If a person mixes his pure clothes with his impure clothes (and gets confused between them), he should investigate the matter and pray once in one of the clothes. This is similar to the question of the exact direction of the qiblah. It does not matter if the proportion of pure clothes was large or small.
It is not proper for one to carry something that has Allah’s name upon it while he is going to the bathroom
It is not proper for one to carry something that has Allah’s name upon it (unless he is afraid of losing it or having it stolen), while he is going to the bathroom. Anas related that the Messenger of Allah, upon whom be peace, had a ring engraved with Muhammad Rasool-ullah, (Muhammad the Messenger of Allah), which he would remove when he went to the bathroom. Ibn Hajr says that this hadith is Malul (a type of weak hadith having a defect) and Abu Dawud says it is Munkar, (singularly related by people who are not trustworthy). The first portion of the hadith is authentic, however.
He should move and hide himself from others while going to the bathroom
This is especially true in the case of defecation, so others cannot hear noxious sounds or smell bad odors. Said Jabir, “We were journeying with the Messenger of Allah, upon whom be peace, and he would only relieve himself when he was out of sight.” (This is related by Ibn Majah.) Abu Dawud records that, “When he wanted to relieve himself, he would go where no one could see him.” He also related, “When the Messenger of Allah, upon whom be peace, went out he would go very far away.”
One should mention the name of Allah and seek refuge in Him when entering the privy or removing his clothes to relieve himself
Anas reported that when the Messenger of Allah, upon whom be peace, entered the privy he would say, “In the name of Allah. O Allah! I seek refuge in you from male and female noxious beings (devils).” This is related by “the group.”
One should not talk when going to the bathroom
One should not respond to a greeting or repeat what the caller to prayer is saying. He may speak if there is some necessity (i.e., to guide a blind man who fears he may be harmed). If he sneezes, he should praise Allah to himself and simply move his lips (without making a sound). Ibn ‘Umar related that a man passed by the Prophet, upon whom be peace, and greeted him while he (the Prophet) was urinating.

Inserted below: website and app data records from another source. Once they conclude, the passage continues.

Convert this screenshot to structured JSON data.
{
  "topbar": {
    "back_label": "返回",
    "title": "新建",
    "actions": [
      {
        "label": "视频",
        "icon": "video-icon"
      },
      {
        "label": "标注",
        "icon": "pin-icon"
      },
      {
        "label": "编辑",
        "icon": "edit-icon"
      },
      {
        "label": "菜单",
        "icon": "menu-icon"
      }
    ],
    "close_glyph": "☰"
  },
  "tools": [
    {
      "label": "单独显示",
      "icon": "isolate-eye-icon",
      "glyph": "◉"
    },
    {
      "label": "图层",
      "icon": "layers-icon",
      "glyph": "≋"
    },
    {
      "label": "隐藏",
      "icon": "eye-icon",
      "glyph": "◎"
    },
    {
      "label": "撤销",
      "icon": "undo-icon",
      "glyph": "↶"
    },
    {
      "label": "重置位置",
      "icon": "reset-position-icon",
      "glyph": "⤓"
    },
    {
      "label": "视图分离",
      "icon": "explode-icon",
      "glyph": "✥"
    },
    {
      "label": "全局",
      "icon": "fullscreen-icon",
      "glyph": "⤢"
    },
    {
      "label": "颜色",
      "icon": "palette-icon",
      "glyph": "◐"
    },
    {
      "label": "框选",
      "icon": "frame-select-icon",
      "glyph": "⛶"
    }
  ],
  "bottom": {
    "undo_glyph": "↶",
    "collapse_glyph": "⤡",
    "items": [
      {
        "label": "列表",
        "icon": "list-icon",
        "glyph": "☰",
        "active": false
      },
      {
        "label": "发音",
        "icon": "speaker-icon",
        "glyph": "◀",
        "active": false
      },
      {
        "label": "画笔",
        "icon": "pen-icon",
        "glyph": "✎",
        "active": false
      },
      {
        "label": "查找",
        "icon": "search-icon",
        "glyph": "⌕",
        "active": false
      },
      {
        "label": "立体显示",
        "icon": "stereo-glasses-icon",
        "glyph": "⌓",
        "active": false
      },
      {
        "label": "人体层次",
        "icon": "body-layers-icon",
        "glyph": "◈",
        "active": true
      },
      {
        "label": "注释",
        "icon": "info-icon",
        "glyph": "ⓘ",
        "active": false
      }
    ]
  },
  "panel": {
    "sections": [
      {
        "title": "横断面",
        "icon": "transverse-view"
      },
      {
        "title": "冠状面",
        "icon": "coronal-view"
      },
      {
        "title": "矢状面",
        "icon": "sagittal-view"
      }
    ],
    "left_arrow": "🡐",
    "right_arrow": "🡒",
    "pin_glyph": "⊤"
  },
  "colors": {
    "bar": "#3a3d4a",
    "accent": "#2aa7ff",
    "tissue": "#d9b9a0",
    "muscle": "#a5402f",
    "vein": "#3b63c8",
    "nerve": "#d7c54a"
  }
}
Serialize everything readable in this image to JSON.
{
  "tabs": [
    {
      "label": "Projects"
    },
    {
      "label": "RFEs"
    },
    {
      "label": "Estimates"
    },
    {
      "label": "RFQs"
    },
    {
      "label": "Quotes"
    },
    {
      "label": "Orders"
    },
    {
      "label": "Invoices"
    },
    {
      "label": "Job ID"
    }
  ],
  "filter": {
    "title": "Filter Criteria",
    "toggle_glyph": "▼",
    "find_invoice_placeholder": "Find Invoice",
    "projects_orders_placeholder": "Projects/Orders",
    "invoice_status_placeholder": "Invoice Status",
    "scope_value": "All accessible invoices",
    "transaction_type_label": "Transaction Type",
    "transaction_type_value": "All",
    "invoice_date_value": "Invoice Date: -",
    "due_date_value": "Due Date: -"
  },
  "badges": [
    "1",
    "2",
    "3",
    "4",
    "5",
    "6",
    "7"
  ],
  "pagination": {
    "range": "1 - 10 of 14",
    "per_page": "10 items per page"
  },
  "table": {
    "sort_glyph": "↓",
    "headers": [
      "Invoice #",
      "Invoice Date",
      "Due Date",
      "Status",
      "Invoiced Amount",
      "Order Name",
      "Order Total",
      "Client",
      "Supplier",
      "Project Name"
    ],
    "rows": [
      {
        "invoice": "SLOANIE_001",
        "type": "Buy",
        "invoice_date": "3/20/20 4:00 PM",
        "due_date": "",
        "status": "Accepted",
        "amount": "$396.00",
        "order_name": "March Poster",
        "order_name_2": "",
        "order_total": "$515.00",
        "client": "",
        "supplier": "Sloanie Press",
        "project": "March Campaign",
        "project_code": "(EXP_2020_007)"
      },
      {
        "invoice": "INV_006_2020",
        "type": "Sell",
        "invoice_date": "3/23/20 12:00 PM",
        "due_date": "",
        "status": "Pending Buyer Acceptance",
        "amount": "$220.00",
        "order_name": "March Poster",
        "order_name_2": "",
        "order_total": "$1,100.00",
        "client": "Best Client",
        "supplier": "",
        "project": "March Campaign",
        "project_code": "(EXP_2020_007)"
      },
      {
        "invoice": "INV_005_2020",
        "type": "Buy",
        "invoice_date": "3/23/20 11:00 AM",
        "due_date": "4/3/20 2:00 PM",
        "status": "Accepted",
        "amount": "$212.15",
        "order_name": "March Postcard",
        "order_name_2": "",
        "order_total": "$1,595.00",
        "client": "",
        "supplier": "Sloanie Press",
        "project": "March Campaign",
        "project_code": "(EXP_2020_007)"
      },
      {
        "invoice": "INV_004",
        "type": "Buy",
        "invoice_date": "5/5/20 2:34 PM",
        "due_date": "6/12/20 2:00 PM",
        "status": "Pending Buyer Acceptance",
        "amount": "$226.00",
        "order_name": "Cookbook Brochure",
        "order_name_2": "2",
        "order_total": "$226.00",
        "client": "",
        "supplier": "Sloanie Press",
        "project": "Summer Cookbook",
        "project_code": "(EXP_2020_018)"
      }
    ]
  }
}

The Prophet did not return his greeting. (This is related by “the group,” except for al-Bukhari.) Abu Sa’eed reported that he heard the Messenger of Allah, upon whom be peace, say, “Isn’t it true that Allah detests those who converse while they relieve themselves?” This was related by Ahmad, Abu Dawud and Ibn Majah.
This hadith seems to support the position that it is forbidden to talk. Many scholars, however, say that it is only disliked, not forbidden.
One should neither face nor turn his back on the qiblah while relieving him self
Abu Hurairah reported that the Messenger of Allah, upon whom be peace, said, “When one of you relieves himself, he should neither face the qiblah nor turn his back on it.” This was related by Ahmad and Muslim.
The prohibition implies that it is only disliked. As Ibn ‘Umar related that he once went to Hafsah’s home, where he saw the Messenger of Allah relieving himself while facing Syria with his back to the Ka’bah. This is related by “the group.” Some reconciliate these hadith by saying that in the desert it is forbidden to face or turn one’s back on the Ka’bah, while it is permitted in buildings. Said Marwan al-Asghar, “I saw ‘Umar sitting on his she-camel and facing the qiblah while urinating. I said, ‘O father of ‘Abdurahman ... is this not forbidden?’ He said, ‘Certainly not ... This has been prohibited only in open areas. If there is a barricade (or separator) between you and the qiblah, there is nothing wrong with it.”
This is related by Abu Dawud, Ibn Khuzaimah and al-Hakim. Its chain is Hassan as Ibn Hajr said in Fath al-Bari To be continued